### Extracted records

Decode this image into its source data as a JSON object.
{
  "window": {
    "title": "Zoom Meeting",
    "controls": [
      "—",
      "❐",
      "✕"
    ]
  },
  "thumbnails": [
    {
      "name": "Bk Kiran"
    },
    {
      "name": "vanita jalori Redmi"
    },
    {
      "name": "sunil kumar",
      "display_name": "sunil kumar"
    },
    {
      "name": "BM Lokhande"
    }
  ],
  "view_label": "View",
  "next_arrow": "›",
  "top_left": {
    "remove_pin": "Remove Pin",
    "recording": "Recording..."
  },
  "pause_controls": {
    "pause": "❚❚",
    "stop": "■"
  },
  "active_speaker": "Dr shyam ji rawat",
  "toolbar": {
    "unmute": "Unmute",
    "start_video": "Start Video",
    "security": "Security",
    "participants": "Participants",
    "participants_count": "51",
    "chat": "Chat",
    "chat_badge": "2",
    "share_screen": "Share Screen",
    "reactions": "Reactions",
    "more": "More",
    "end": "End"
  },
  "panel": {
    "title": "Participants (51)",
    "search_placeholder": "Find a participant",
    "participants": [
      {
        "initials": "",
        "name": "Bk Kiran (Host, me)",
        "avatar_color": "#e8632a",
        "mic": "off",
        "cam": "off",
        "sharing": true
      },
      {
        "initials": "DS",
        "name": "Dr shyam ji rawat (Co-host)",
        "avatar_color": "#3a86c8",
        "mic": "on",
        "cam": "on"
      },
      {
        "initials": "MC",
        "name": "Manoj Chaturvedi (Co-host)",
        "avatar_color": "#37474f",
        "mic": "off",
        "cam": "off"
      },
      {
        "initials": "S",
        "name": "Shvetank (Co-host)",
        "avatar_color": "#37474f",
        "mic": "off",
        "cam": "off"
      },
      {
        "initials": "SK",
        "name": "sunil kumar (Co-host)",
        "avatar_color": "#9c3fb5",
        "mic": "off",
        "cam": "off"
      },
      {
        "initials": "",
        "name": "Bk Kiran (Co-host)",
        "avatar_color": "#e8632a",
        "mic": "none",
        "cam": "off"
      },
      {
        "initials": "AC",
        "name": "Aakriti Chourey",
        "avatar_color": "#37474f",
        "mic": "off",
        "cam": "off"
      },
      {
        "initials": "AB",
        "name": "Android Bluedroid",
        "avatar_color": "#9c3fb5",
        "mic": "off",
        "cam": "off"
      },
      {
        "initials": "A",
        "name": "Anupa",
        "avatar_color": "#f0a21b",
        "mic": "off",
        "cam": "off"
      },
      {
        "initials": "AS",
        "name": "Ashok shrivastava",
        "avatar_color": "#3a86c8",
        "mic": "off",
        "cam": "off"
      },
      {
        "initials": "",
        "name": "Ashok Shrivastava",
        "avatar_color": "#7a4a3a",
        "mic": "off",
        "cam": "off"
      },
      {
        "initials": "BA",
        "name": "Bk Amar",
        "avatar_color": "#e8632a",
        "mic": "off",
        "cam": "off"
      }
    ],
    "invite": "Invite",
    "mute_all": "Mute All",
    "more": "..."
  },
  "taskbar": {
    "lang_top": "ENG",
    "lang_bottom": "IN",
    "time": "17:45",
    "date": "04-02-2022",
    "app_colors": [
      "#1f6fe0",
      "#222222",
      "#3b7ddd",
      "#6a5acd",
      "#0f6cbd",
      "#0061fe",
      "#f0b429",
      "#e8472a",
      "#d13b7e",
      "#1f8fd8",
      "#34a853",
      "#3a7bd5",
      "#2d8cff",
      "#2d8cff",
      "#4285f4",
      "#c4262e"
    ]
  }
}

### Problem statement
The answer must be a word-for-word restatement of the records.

### Answer space
Decode this image into its source data as a JSON object.
{
  "window": {
    "title": "Zoom Meeting",
    "controls": [
      "—",
      "❐",
      "✕"
    ]
  },
  "thumbnails": [
    {
      "name": "Bk Kiran"
    },
    {
      "name": "vanita jalori Redmi"
    },
    {
      "name": "sunil kumar",
      "display_name": "sunil kumar"
    },
    {
      "name": "BM Lokhande"
    }
  ],
  "view_label": "View",
  "next_arrow": "›",
  "top_left": {
    "remove_pin": "Remove Pin",
    "recording": "Recording..."
  },
  "pause_controls": {
    "pause": "❚❚",
    "stop": "■"
  },
  "active_speaker": "Dr shyam ji rawat",
  "toolbar": {
    "unmute": "Unmute",
    "start_video": "Start Video",
    "security": "Security",
    "participants": "Participants",
    "participants_count": "51",
    "chat": "Chat",
    "chat_badge": "2",
    "share_screen": "Share Screen",
    "reactions": "Reactions",
    "more": "More",
    "end": "End"
  },
  "panel": {
    "title": "Participants (51)",
    "search_placeholder": "Find a participant",
    "participants": [
      {
        "initials": "",
        "name": "Bk Kiran (Host, me)",
        "avatar_color": "#e8632a",
        "mic": "off",
        "cam": "off",
        "sharing": true
      },
      {
        "initials": "DS",
        "name": "Dr shyam ji rawat (Co-host)",
        "avatar_color": "#3a86c8",
        "mic": "on",
        "cam": "on"
      },
      {
        "initials": "MC",
        "name": "Manoj Chaturvedi (Co-host)",
        "avatar_color": "#37474f",
        "mic": "off",
        "cam": "off"
      },
      {
        "initials": "S",
        "name": "Shvetank (Co-host)",
        "avatar_color": "#37474f",
        "mic": "off",
        "cam": "off"
      },
      {
        "initials": "SK",
        "name": "sunil kumar (Co-host)",
        "avatar_color": "#9c3fb5",
        "mic": "off",
        "cam": "off"
      },
      {
        "initials": "",
        "name": "Bk Kiran (Co-host)",
        "avatar_color": "#e8632a",
        "mic": "none",
        "cam": "off"
      },
      {
        "initials": "AC",
        "name": "Aakriti Chourey",
        "avatar_color": "#37474f",
        "mic": "off",
        "cam": "off"
      },
      {
        "initials": "AB",
        "name": "Android Bluedroid",
        "avatar_color": "#9c3fb5",
        "mic": "off",
        "cam": "off"
      },
      {
        "initials": "A",
        "name": "Anupa",
        "avatar_color": "#f0a21b",
        "mic": "off",
        "cam": "off"
      },
      {
        "initials": "AS",
        "name": "Ashok shrivastava",
        "avatar_color": "#3a86c8",
        "mic": "off",
        "cam": "off"
      },
      {
        "initials": "",
        "name": "Ashok Shrivastava",
        "avatar_color": "#7a4a3a",
        "mic": "off",
        "cam": "off"
      },
      {
        "initials": "BA",
        "name": "Bk Amar",
        "avatar_color": "#e8632a",
        "mic": "off",
        "cam": "off"
      }
    ],
    "invite": "Invite",
    "mute_all": "Mute All",
    "more": "..."
  },
  "taskbar": {
    "lang_top": "ENG",
    "lang_bottom": "IN",
    "time": "17:45",
    "date": "04-02-2022",
    "app_colors": [
      "#1f6fe0",
      "#222222",
      "#3b7ddd",
      "#6a5acd",
      "#0f6cbd",
      "#0061fe",
      "#f0b429",
      "#e8472a",
      "#d13b7e",
      "#1f8fd8",
      "#34a853",
      "#3a7bd5",
      "#2d8cff",
      "#2d8cff",
      "#4285f4",
      "#c4262e"
    ]
  }
}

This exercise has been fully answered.